February 18, 2015
Updated September 5, 2017 4:13 p.m.
What does the future hold for media in the digital age? This is the question that students and faculty at USC Annenberg are faced with, and are trying to answer each day. Tuesday afternoon, the question was posed to two of the most influential people in media: Chairman and CEO of Disney, Bob Iger, and Editor of Vanity Fair, Graydon Carter.
Starting with Vanity Fair, Iger asked Carter about the state of the magazine business and print versus digital. As a monthly magazine, Vanity Fair covers news in a way that is “halfway between the first onslaught of the story, and a book,” Carter said. But in addition to the expectation of strong monthly content that tackles stories in a wider context, there is also the expectation that the brand offer content online in a more time-sensitive manner.

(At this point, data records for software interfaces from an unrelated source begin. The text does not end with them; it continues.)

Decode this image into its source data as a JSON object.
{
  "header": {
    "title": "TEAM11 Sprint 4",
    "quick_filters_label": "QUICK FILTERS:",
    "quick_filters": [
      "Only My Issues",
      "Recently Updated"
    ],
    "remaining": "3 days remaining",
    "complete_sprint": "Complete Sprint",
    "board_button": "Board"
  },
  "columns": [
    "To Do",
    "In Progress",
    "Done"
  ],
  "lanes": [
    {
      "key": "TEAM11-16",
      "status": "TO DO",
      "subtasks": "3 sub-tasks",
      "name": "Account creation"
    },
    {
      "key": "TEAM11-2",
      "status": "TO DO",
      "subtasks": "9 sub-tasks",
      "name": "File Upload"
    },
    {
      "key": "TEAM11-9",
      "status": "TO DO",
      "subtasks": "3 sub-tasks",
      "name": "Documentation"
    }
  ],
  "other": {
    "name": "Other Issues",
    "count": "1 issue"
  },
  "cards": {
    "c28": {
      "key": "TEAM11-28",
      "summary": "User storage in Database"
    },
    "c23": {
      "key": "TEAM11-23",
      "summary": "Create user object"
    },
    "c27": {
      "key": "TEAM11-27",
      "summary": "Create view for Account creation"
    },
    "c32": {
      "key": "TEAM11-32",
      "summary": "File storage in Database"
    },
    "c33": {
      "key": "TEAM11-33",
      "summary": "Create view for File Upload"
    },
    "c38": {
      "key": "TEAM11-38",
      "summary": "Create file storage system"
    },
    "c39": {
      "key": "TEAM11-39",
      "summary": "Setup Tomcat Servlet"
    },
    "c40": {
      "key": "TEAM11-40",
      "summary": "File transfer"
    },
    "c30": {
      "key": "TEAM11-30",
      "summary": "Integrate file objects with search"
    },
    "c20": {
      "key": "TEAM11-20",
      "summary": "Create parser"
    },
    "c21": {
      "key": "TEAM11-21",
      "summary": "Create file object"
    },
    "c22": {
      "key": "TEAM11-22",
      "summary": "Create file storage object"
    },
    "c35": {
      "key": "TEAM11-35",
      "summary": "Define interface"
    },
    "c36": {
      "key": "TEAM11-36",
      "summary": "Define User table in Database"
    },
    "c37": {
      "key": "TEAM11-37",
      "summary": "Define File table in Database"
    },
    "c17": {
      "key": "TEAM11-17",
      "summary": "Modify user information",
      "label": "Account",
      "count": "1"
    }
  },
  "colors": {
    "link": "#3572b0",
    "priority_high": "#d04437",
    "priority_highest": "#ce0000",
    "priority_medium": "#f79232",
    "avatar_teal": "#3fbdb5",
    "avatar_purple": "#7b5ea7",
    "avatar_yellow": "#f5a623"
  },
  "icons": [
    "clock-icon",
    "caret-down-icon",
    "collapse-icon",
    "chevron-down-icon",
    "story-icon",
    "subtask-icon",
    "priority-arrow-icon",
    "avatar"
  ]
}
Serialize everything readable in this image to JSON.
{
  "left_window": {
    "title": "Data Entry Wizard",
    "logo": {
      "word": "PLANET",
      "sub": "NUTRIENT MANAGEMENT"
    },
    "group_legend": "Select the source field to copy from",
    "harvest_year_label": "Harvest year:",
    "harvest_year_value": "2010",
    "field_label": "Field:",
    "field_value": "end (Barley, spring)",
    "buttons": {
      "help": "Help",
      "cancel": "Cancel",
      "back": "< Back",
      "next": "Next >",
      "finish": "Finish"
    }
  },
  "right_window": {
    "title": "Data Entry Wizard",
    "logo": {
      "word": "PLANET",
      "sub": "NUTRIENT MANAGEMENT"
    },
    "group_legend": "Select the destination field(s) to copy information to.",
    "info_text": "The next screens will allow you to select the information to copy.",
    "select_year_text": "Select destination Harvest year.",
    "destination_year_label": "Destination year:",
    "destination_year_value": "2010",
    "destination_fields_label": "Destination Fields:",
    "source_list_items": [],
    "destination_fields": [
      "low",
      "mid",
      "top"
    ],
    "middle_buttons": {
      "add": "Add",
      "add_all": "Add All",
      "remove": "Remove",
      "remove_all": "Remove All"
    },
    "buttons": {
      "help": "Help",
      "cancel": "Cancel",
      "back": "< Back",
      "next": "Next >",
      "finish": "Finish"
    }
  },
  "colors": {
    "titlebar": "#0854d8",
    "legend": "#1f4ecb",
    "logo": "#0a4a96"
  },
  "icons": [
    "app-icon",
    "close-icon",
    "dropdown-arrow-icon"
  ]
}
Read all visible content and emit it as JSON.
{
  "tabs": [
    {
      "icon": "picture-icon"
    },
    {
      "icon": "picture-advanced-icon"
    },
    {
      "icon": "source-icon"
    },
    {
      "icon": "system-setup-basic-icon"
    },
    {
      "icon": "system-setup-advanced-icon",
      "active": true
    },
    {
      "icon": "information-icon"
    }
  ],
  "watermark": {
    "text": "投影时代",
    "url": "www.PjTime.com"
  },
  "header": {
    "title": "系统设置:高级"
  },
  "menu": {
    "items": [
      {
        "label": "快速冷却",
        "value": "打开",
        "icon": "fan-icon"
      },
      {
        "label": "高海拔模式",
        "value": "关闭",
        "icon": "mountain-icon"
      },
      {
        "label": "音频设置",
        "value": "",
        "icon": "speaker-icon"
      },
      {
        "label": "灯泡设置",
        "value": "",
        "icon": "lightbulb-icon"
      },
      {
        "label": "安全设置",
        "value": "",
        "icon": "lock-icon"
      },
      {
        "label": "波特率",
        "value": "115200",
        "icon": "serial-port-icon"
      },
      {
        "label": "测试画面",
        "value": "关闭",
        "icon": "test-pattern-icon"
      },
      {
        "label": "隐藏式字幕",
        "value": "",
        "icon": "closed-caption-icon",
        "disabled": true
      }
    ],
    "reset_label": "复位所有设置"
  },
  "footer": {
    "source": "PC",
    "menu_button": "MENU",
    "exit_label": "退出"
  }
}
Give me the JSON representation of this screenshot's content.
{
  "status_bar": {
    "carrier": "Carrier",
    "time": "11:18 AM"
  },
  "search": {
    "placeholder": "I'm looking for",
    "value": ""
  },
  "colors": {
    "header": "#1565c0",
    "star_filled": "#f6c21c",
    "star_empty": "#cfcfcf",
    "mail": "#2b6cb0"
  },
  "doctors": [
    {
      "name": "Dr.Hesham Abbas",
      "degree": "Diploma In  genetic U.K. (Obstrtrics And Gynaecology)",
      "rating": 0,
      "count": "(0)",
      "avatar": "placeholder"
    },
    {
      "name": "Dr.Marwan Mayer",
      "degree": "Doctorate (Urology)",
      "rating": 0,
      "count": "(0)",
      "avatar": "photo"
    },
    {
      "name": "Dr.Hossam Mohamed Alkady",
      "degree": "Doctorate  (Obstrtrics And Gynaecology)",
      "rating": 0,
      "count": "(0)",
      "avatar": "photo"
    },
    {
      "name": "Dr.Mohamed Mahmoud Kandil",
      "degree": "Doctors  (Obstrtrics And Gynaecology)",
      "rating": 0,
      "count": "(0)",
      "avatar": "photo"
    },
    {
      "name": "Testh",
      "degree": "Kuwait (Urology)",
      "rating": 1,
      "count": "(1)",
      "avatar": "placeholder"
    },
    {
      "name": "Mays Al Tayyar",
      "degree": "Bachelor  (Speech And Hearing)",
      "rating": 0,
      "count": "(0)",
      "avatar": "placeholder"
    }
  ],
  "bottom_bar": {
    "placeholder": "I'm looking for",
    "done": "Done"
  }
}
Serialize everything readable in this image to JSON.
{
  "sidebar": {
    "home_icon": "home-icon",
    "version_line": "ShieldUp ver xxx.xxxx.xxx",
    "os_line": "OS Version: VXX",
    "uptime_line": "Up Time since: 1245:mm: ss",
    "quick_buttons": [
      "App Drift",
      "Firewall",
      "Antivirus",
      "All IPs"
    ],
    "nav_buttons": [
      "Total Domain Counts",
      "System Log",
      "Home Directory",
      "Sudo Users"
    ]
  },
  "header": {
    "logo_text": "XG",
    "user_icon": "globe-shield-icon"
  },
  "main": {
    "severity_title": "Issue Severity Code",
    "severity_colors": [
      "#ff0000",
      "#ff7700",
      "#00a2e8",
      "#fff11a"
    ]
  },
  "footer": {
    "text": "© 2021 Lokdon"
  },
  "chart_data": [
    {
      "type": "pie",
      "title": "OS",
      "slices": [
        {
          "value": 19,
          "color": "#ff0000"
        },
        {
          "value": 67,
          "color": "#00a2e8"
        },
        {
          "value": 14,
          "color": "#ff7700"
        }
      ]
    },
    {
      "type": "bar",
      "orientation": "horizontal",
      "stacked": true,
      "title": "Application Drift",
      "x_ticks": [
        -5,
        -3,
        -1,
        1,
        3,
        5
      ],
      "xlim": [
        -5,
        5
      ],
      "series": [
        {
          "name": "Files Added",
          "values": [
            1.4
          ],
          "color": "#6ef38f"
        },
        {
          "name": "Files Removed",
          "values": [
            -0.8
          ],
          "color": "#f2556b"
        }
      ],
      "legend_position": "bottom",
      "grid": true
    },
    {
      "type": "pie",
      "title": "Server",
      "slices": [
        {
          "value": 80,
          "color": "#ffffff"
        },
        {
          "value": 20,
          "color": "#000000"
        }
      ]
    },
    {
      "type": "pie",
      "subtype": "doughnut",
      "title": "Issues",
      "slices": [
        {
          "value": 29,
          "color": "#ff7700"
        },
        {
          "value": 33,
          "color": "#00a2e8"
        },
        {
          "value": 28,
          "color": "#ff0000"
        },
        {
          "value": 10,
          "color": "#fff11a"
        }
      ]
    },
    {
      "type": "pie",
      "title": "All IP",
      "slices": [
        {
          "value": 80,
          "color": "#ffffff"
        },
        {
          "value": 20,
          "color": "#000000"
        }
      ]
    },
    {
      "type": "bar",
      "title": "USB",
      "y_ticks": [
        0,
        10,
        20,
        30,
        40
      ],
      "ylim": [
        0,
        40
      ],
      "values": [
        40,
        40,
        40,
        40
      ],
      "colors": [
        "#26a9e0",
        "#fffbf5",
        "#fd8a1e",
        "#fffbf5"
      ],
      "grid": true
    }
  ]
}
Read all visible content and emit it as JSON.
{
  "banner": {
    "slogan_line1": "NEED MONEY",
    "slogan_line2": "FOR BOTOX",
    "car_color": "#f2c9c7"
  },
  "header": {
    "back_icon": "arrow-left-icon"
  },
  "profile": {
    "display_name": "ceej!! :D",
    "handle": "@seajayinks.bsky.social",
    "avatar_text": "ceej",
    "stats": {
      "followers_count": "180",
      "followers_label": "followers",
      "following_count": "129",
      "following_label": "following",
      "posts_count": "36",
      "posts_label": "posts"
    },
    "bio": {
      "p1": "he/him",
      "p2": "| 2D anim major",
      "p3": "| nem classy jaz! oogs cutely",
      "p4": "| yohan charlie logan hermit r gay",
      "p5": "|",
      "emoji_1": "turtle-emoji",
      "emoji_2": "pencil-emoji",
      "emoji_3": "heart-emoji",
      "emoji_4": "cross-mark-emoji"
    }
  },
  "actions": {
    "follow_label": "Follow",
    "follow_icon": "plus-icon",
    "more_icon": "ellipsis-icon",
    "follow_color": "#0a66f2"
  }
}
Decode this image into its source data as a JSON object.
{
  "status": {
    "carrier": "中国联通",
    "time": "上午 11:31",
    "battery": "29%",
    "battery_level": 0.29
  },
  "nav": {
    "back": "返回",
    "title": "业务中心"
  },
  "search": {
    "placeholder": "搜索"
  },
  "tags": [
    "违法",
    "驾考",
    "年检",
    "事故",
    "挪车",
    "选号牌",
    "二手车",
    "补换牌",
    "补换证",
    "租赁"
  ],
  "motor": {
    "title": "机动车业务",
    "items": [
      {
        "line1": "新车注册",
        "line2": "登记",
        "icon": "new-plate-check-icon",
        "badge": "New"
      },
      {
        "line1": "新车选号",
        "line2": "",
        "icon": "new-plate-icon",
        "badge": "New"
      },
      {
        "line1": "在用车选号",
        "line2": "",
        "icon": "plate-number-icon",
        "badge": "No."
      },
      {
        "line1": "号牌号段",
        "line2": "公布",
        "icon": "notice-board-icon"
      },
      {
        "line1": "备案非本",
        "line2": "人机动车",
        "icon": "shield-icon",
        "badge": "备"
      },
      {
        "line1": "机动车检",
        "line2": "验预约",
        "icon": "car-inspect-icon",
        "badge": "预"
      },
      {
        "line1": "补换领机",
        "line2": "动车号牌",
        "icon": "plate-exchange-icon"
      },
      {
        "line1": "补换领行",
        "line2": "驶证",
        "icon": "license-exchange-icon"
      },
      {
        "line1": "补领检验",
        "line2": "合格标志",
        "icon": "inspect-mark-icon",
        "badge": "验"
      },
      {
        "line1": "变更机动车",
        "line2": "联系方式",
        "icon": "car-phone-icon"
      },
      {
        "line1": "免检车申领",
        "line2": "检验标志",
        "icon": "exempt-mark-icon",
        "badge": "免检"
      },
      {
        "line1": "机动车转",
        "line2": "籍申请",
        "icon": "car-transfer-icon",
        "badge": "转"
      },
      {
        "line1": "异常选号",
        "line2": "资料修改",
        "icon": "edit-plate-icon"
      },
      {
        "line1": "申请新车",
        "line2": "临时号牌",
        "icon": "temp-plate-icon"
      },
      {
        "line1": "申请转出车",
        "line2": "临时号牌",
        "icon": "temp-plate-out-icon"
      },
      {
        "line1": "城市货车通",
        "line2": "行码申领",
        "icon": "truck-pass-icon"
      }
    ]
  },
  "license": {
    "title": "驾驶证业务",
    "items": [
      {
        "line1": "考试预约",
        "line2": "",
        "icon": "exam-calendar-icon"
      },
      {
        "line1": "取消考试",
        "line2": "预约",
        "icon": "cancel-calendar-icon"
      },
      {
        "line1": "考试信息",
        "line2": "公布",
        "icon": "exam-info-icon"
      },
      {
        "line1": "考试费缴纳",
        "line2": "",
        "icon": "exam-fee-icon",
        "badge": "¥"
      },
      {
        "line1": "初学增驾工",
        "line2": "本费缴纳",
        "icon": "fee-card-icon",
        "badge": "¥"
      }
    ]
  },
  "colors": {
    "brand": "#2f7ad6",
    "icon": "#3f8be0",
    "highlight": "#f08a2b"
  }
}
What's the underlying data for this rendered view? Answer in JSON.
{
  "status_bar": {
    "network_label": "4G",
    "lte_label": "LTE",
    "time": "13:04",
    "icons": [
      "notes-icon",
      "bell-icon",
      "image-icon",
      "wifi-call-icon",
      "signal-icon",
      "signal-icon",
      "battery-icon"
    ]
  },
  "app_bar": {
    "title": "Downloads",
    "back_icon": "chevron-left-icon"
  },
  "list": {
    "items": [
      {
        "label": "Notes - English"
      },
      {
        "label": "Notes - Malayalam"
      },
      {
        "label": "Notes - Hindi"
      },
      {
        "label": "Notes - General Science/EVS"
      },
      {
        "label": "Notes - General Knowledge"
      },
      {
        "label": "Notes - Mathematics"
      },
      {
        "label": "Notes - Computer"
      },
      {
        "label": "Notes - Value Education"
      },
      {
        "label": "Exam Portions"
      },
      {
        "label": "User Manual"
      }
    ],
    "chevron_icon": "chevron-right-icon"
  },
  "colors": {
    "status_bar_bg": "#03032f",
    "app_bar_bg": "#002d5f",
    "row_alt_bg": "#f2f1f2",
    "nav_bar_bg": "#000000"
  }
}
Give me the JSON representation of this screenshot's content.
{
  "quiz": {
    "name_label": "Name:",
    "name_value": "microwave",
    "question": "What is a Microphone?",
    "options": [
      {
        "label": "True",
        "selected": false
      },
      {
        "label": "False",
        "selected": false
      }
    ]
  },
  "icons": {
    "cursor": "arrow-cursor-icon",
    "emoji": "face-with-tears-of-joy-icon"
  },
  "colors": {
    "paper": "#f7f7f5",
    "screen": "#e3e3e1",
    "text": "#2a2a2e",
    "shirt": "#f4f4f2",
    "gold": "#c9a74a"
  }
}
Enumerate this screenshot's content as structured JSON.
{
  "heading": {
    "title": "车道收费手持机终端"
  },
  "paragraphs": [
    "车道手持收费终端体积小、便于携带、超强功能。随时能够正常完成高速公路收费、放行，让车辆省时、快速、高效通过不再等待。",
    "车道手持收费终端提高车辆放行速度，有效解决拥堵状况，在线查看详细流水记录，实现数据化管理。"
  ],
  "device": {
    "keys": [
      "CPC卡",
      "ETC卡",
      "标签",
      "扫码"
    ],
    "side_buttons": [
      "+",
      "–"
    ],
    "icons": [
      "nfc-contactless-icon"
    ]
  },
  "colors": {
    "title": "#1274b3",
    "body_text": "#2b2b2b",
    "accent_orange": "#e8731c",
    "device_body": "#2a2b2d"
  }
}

“How important is it that it exists in atoms instead of bits?” Iger asked Carter of continuing to publish a physical print magazine. Carter explained there has been a generational shift in the consumption of media. He offered the example that 10 years ago, parents would have had a stack of Disney films in their living room. Then five years ago it would be a collection of DVDs. Now, there’s no physical object because those same films are being streamed online. Vanity Fair has experienced that same evolution, with their website and tablet edition, while maintaining their original magazine. In discussing the magazine itself, Iger asked Carter about the role of longform journalism, now that stories can be broken down into lists or 140 character tweets. Length doesn’t matter, Carter responded, because its well-done people will read it.
"A great 30-page magazine article ends before you know it,” Carter said.
Soon the conversation turned to what sells content, and Carter turned the tables on Iger — taking on his more natural role of interviewer instead of interviewee. He asked the Disney CEO about the media company’s audience: Disney would grab kids’ attention around age two and would lose them around 10. Mixed in would be parents and grandparents, of course, but there were large generational gaps that Disney couldn’t seem to fill. “We just had to get better,” Iger said. “We had to make things that were ... more likeable.” Iger explained that these conversations often centered on whether Disney should change its standards, adding more violence or “saucier language.” Rather than change Disney, Iger looked at acquiring other properties to fill these roles, like Marvel Studios and Lucasfilm.
The conversation eventually transitioned into a question-and-answer session with the audience. Jonathan Taplin, professor and director of the Annenberg Innovation Lab, noted the increased prevalence of piracy — he even mentioned how easy it was to find The Avengers online via a simple Google search. “Do either of you think Google could be more supportive of the creative community?” Taplin asked. Iger said he has spoken to Google, and that over time the search-engine has become more receptive. However, it is a “whack-a-mole” situation due to the sheer volume of pirated material that exists. Iger said the important thing for people to understand is that content has value. “The distribution of pirated goods really has no value to society,” he said. The final question was asked by a student, who was curious what Iger and Carter look for in young employees and what advice they’d give USC Annenberg students. Iger noted the value of classroom and practical experience, specifically commenting on the USC Annenberg Media Center as a great example of how these two qualities can come together. “I benefitted a lot from showing an interest in learning and doing at the same time,” Iger shared. His went into his first job as a production assistant with more practical experience than his colleagues. Carter said simply: “If you can write a great, really charming letter, you can get in to see anyone.”